Stored dataset items:
* * * * * * *
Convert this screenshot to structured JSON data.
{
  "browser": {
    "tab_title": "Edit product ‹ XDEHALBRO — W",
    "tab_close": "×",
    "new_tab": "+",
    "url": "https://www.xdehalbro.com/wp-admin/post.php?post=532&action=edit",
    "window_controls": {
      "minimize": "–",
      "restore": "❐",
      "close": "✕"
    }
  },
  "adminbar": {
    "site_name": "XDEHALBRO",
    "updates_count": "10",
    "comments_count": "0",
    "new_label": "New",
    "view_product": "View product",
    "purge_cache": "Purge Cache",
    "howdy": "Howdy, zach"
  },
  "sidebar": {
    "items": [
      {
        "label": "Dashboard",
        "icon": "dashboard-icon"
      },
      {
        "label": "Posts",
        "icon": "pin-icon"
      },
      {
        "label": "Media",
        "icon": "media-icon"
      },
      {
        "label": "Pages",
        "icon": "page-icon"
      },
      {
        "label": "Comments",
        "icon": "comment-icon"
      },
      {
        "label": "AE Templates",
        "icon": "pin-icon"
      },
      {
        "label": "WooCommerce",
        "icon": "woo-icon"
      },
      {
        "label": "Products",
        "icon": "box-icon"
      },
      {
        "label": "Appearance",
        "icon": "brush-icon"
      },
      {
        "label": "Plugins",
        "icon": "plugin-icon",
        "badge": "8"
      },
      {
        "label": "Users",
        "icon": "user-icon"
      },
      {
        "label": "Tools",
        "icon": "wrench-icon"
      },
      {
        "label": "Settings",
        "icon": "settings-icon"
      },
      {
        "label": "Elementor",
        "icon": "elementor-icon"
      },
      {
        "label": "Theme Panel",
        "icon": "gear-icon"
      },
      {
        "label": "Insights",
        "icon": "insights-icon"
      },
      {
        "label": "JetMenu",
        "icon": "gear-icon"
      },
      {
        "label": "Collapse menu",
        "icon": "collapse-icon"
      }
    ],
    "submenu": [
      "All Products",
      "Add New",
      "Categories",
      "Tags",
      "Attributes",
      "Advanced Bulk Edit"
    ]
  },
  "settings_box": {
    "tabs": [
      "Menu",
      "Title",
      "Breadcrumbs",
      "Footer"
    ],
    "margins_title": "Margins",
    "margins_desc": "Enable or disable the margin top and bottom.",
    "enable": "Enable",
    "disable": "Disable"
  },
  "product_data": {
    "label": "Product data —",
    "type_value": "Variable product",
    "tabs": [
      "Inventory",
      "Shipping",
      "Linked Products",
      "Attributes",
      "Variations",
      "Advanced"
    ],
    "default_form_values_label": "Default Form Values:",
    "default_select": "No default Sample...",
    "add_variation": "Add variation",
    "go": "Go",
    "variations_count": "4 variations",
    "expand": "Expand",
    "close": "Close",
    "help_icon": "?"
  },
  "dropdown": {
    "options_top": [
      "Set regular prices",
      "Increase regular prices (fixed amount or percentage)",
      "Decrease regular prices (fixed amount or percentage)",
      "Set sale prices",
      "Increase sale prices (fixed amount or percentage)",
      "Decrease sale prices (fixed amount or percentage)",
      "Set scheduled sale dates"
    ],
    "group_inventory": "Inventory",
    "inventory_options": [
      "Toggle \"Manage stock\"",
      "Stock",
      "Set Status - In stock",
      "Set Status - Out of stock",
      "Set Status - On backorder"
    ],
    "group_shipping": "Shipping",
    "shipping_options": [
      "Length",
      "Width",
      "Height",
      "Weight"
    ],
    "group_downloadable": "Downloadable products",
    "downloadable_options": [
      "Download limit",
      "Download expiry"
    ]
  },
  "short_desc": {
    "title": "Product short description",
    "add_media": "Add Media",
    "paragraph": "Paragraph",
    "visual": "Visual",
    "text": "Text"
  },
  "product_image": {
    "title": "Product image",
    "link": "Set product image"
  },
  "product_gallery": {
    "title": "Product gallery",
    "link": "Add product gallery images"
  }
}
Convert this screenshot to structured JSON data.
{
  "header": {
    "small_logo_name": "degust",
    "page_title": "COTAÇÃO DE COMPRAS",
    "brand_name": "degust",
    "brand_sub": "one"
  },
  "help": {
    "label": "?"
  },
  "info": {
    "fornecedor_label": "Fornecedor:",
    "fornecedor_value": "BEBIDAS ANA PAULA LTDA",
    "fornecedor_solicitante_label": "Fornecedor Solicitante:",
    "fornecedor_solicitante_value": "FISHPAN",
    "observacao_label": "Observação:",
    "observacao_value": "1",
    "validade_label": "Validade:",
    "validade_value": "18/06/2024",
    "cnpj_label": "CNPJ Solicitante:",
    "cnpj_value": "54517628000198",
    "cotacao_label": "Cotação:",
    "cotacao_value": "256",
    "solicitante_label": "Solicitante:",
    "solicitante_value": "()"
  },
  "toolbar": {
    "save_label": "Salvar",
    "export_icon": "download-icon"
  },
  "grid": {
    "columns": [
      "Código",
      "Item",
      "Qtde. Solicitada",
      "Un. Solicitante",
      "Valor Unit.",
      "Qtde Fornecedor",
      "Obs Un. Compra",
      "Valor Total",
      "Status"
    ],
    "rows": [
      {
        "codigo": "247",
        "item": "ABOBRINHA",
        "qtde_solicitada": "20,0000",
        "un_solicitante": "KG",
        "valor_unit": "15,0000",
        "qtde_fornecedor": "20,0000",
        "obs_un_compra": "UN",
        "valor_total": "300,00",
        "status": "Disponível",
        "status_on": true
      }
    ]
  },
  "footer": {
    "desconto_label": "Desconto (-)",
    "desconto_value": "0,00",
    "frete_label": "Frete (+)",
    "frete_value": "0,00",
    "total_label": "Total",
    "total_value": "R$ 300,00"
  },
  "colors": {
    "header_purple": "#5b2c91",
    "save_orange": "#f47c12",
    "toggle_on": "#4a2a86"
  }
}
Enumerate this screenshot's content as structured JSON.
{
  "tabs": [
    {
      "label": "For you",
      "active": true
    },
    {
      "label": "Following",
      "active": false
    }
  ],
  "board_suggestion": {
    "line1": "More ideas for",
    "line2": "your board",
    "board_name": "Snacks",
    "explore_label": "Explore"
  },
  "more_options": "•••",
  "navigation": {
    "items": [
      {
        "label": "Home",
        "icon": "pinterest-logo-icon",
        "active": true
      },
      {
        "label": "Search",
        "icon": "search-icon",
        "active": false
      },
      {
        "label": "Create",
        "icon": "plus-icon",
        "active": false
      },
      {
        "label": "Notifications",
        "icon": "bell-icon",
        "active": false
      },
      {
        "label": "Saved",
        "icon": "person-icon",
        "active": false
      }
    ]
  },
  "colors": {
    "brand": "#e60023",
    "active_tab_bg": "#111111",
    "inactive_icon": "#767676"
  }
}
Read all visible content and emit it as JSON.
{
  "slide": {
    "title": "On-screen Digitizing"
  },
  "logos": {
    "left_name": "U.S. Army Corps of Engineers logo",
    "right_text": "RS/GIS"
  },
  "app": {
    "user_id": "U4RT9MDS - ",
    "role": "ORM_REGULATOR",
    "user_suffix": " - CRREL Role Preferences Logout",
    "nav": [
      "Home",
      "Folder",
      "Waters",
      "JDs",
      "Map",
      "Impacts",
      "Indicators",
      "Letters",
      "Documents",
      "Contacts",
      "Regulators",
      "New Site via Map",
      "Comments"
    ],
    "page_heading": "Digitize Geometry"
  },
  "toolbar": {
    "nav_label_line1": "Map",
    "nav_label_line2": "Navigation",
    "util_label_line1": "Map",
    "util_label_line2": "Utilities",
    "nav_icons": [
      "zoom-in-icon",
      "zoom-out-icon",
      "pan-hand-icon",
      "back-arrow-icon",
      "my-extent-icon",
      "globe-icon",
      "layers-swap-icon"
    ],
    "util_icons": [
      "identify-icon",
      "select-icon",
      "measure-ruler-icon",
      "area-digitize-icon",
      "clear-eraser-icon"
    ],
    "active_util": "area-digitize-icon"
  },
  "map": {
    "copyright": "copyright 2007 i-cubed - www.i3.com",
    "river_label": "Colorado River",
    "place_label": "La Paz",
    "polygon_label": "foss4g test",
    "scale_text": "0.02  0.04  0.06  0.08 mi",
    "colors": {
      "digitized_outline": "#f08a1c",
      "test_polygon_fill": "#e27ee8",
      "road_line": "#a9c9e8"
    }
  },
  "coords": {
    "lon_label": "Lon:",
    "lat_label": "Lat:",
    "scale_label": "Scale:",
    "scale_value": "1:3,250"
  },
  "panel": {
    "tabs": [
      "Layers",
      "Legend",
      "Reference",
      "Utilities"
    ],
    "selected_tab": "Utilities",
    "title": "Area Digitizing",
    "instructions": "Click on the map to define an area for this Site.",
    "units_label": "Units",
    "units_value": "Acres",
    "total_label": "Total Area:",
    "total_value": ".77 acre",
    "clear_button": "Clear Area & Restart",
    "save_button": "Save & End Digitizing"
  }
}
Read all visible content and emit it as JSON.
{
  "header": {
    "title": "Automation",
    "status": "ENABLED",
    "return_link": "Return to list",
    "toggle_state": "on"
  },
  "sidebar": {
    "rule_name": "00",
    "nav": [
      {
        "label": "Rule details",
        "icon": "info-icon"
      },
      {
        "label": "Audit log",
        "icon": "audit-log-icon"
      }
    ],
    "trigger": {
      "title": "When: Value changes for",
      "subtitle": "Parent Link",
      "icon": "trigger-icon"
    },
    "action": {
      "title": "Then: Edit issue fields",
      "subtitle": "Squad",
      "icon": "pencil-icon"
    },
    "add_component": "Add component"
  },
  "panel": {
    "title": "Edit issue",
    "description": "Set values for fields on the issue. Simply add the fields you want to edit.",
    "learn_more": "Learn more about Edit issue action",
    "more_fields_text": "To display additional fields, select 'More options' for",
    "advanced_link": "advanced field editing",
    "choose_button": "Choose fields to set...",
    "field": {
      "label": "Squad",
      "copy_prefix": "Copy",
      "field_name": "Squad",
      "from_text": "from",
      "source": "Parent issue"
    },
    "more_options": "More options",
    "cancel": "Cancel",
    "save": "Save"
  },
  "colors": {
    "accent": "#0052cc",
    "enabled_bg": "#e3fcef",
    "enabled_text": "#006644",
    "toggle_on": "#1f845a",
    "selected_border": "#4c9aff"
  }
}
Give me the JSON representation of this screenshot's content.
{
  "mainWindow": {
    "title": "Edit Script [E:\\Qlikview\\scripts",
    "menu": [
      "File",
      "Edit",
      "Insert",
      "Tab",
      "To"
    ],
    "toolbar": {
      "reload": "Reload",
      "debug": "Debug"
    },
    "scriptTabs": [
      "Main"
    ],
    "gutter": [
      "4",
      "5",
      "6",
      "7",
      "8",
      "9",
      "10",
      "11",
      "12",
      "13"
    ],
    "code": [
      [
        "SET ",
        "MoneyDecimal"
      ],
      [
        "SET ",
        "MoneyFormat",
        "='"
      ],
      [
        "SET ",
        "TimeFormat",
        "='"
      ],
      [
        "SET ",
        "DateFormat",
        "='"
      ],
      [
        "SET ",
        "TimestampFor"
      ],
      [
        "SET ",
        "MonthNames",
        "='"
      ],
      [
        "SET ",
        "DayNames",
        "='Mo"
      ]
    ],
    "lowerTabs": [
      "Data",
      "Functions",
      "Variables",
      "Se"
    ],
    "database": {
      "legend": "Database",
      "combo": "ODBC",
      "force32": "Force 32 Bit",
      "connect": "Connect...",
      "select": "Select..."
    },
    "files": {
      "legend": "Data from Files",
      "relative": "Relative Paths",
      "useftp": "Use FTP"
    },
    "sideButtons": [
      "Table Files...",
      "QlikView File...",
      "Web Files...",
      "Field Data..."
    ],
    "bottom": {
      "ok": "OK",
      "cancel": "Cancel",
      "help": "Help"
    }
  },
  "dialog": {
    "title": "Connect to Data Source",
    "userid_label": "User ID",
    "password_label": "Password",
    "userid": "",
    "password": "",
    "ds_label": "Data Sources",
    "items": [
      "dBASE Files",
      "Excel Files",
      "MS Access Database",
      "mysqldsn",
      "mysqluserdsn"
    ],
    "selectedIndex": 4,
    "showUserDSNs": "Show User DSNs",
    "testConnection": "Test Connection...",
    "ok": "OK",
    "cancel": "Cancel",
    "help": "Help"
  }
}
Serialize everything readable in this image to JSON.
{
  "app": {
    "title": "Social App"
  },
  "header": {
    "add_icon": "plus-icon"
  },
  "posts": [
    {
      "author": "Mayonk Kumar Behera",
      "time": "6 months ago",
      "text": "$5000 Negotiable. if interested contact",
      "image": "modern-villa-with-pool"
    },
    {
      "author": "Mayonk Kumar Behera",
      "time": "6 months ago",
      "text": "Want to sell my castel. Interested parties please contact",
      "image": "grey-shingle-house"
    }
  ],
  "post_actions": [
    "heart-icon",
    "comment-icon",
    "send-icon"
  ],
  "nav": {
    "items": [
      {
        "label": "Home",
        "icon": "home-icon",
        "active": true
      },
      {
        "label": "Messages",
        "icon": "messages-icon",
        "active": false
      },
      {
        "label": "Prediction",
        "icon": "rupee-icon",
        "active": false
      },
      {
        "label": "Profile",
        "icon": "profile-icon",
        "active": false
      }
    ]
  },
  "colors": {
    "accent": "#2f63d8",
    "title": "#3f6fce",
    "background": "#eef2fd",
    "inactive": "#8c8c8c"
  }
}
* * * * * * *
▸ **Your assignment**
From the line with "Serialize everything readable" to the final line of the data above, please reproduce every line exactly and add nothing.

▸ **Answer**
Serialize everything readable in this image to JSON.
{
  "app": {
    "title": "Social App"
  },
  "header": {
    "add_icon": "plus-icon"
  },
  "posts": [
    {
      "author": "Mayonk Kumar Behera",
      "time": "6 months ago",
      "text": "$5000 Negotiable. if interested contact",
      "image": "modern-villa-with-pool"
    },
    {
      "author": "Mayonk Kumar Behera",
      "time": "6 months ago",
      "text": "Want to sell my castel. Interested parties please contact",
      "image": "grey-shingle-house"
    }
  ],
  "post_actions": [
    "heart-icon",
    "comment-icon",
    "send-icon"
  ],
  "nav": {
    "items": [
      {
        "label": "Home",
        "icon": "home-icon",
        "active": true
      },
      {
        "label": "Messages",
        "icon": "messages-icon",
        "active": false
      },
      {
        "label": "Prediction",
        "icon": "rupee-icon",
        "active": false
      },
      {
        "label": "Profile",
        "icon": "profile-icon",
        "active": false
      }
    ]
  },
  "colors": {
    "accent": "#2f63d8",
    "title": "#3f6fce",
    "background": "#eef2fd",
    "inactive": "#8c8c8c"
  }
}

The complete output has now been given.